++++ PROVIDED RECORDS ++++

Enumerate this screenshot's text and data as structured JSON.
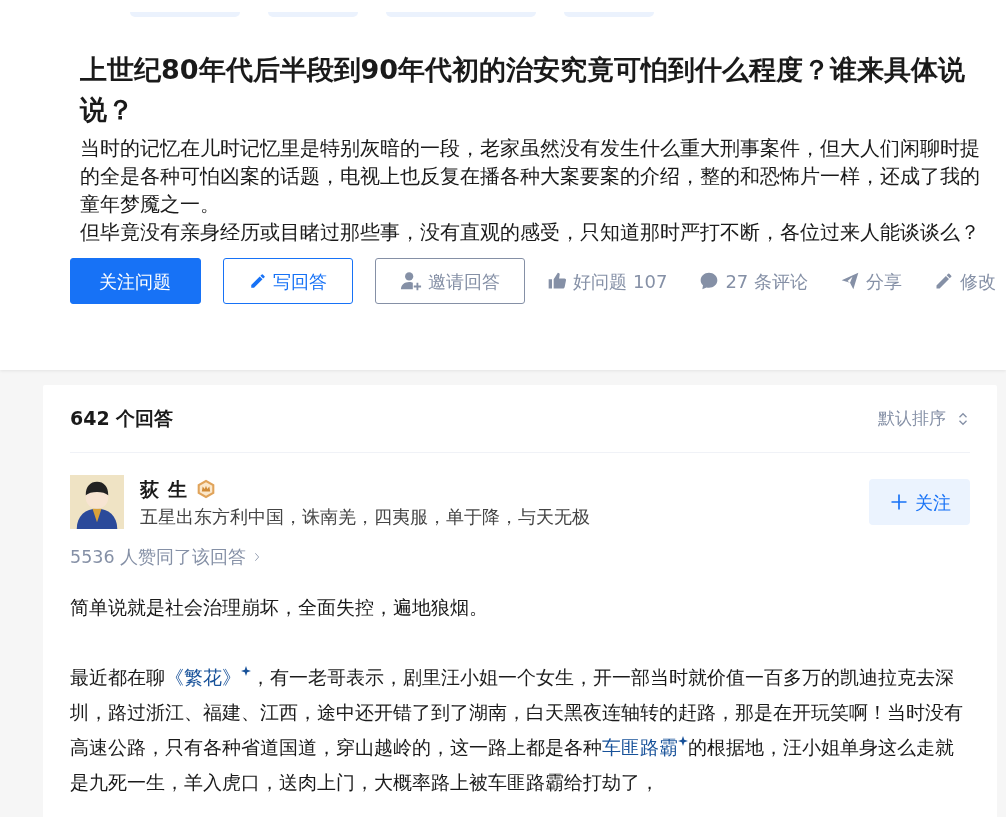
{
  "question": {
    "title": "上世纪80年代后半段到90年代初的治安究竟可怕到什么程度？谁来具体说说？",
    "description": [
      "当时的记忆在儿时记忆里是特别灰暗的一段，老家虽然没有发生什么重大刑事案件，但大人们闲聊时提的全是各种可怕凶案的话题，电视上也反复在播各种大案要案的介绍，整的和恐怖片一样，还成了我的童年梦魇之一。",
      "但毕竟没有亲身经历或目睹过那些事，没有直观的感受，只知道那时严打不断，各位过来人能谈谈么？"
    ],
    "actions": [
      {
        "kind": "primary",
        "label": "关注问题"
      },
      {
        "kind": "write",
        "label": "写回答"
      },
      {
        "kind": "invite",
        "label": "邀请回答"
      }
    ],
    "meta": [
      {
        "kind": "like",
        "label": "好问题 107"
      },
      {
        "kind": "comment",
        "label": "27 条评论"
      },
      {
        "kind": "share",
        "label": "分享"
      },
      {
        "kind": "edit",
        "label": "修改"
      }
    ]
  },
  "answers": {
    "count": "642 个回答",
    "sort": "默认排序",
    "author": {
      "name": "荻 生",
      "bio": "五星出东方利中国，诛南羌，四夷服，单于降，与天无极",
      "follow": "关注"
    },
    "upvotes": "5536 人赞同了该回答",
    "paragraphs": [
      {
        "parts": [
          {
            "text": "简单说就是社会治理崩坏，全面失控，遍地狼烟。"
          }
        ]
      },
      {
        "parts": [
          {
            "text": "最近都在聊"
          },
          {
            "text": "《繁花》",
            "link": true
          },
          {
            "text": "，有一老哥表示，剧里汪小姐一个女生，开一部当时就价值一百多万的凯迪拉克去深圳，路过浙江、福建、江西，途中还开错了到了湖南，白天黑夜连轴转的赶路，那是在开玩笑啊！当时没有高速公路，只有各种省道国道，穿山越岭的，这一路上都是各种"
          },
          {
            "text": "车匪路霸",
            "link": true
          },
          {
            "text": "的根据地，汪小姐单身这么走就是九死一生，羊入虎口，送肉上门，大概率路上被车匪路霸给打劫了，"
          }
        ]
      }
    ]
  }
}
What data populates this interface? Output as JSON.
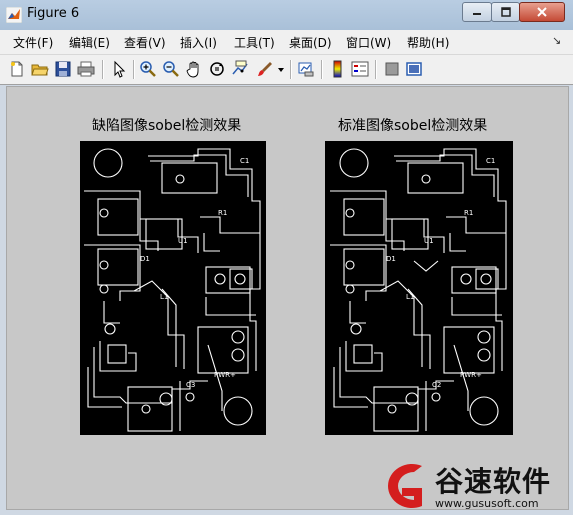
{
  "window": {
    "title": "Figure 6"
  },
  "menu": [
    {
      "label": "文件(F)"
    },
    {
      "label": "编辑(E)"
    },
    {
      "label": "查看(V)"
    },
    {
      "label": "插入(I)"
    },
    {
      "label": "工具(T)"
    },
    {
      "label": "桌面(D)"
    },
    {
      "label": "窗口(W)"
    },
    {
      "label": "帮助(H)"
    }
  ],
  "toolbar": [
    "new-file-icon",
    "open-folder-icon",
    "save-icon",
    "print-icon",
    "select-arrow-icon",
    "zoom-in-icon",
    "zoom-out-icon",
    "pan-hand-icon",
    "rotate-3d-icon",
    "data-cursor-icon",
    "brush-icon",
    "dropdown-icon",
    "link-plot-icon",
    "colorbar-icon",
    "legend-icon",
    "hide-plot-tools-icon",
    "show-plot-tools-icon"
  ],
  "axes": [
    {
      "title": "缺陷图像sobel检测效果"
    },
    {
      "title": "标准图像sobel检测效果"
    }
  ],
  "pcb_labels": {
    "c1": "C1",
    "c2": "C2",
    "r1": "R1",
    "u1": "U1",
    "l1": "L1",
    "d1": "D1",
    "pwr": "PWR+",
    "c3": "C3"
  },
  "watermark": {
    "name": "谷速软件",
    "url": "www.gususoft.com"
  }
}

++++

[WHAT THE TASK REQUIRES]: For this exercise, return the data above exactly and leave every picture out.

[ANSWER AREA]:
Enumerate this screenshot's text and data as structured JSON.
{
  "question": {
    "title": "上世纪80年代后半段到90年代初的治安究竟可怕到什么程度？谁来具体说说？",
    "description": [
      "当时的记忆在儿时记忆里是特别灰暗的一段，老家虽然没有发生什么重大刑事案件，但大人们闲聊时提的全是各种可怕凶案的话题，电视上也反复在播各种大案要案的介绍，整的和恐怖片一样，还成了我的童年梦魇之一。",
      "但毕竟没有亲身经历或目睹过那些事，没有直观的感受，只知道那时严打不断，各位过来人能谈谈么？"
    ],
    "actions": [
      {
        "kind": "primary",
        "label": "关注问题"
      },
      {
        "kind": "write",
        "label": "写回答"
      },
      {
        "kind": "invite",
        "label": "邀请回答"
      }
    ],
    "meta": [
      {
        "kind": "like",
        "label": "好问题 107"
      },
      {
        "kind": "comment",
        "label": "27 条评论"
      },
      {
        "kind": "share",
        "label": "分享"
      },
      {
        "kind": "edit",
        "label": "修改"
      }
    ]
  },
  "answers": {
    "count": "642 个回答",
    "sort": "默认排序",
    "author": {
      "name": "荻 生",
      "bio": "五星出东方利中国，诛南羌，四夷服，单于降，与天无极",
      "follow": "关注"
    },
    "upvotes": "5536 人赞同了该回答",
    "paragraphs": [
      {
        "parts": [
          {
            "text": "简单说就是社会治理崩坏，全面失控，遍地狼烟。"
          }
        ]
      },
      {
        "parts": [
          {
            "text": "最近都在聊"
          },
          {
            "text": "《繁花》",
            "link": true
          },
          {
            "text": "，有一老哥表示，剧里汪小姐一个女生，开一部当时就价值一百多万的凯迪拉克去深圳，路过浙江、福建、江西，途中还开错了到了湖南，白天黑夜连轴转的赶路，那是在开玩笑啊！当时没有高速公路，只有各种省道国道，穿山越岭的，这一路上都是各种"
          },
          {
            "text": "车匪路霸",
            "link": true
          },
          {
            "text": "的根据地，汪小姐单身这么走就是九死一生，羊入虎口，送肉上门，大概率路上被车匪路霸给打劫了，"
          }
        ]
      }
    ]
  }
}
What data populates this interface? Output as JSON.
{
  "window": {
    "title": "Figure 6"
  },
  "menu": [
    {
      "label": "文件(F)"
    },
    {
      "label": "编辑(E)"
    },
    {
      "label": "查看(V)"
    },
    {
      "label": "插入(I)"
    },
    {
      "label": "工具(T)"
    },
    {
      "label": "桌面(D)"
    },
    {
      "label": "窗口(W)"
    },
    {
      "label": "帮助(H)"
    }
  ],
  "toolbar": [
    "new-file-icon",
    "open-folder-icon",
    "save-icon",
    "print-icon",
    "select-arrow-icon",
    "zoom-in-icon",
    "zoom-out-icon",
    "pan-hand-icon",
    "rotate-3d-icon",
    "data-cursor-icon",
    "brush-icon",
    "dropdown-icon",
    "link-plot-icon",
    "colorbar-icon",
    "legend-icon",
    "hide-plot-tools-icon",
    "show-plot-tools-icon"
  ],
  "axes": [
    {
      "title": "缺陷图像sobel检测效果"
    },
    {
      "title": "标准图像sobel检测效果"
    }
  ],
  "pcb_labels": {
    "c1": "C1",
    "c2": "C2",
    "r1": "R1",
    "u1": "U1",
    "l1": "L1",
    "d1": "D1",
    "pwr": "PWR+",
    "c3": "C3"
  },
  "watermark": {
    "name": "谷速软件",
    "url": "www.gususoft.com"
  }
}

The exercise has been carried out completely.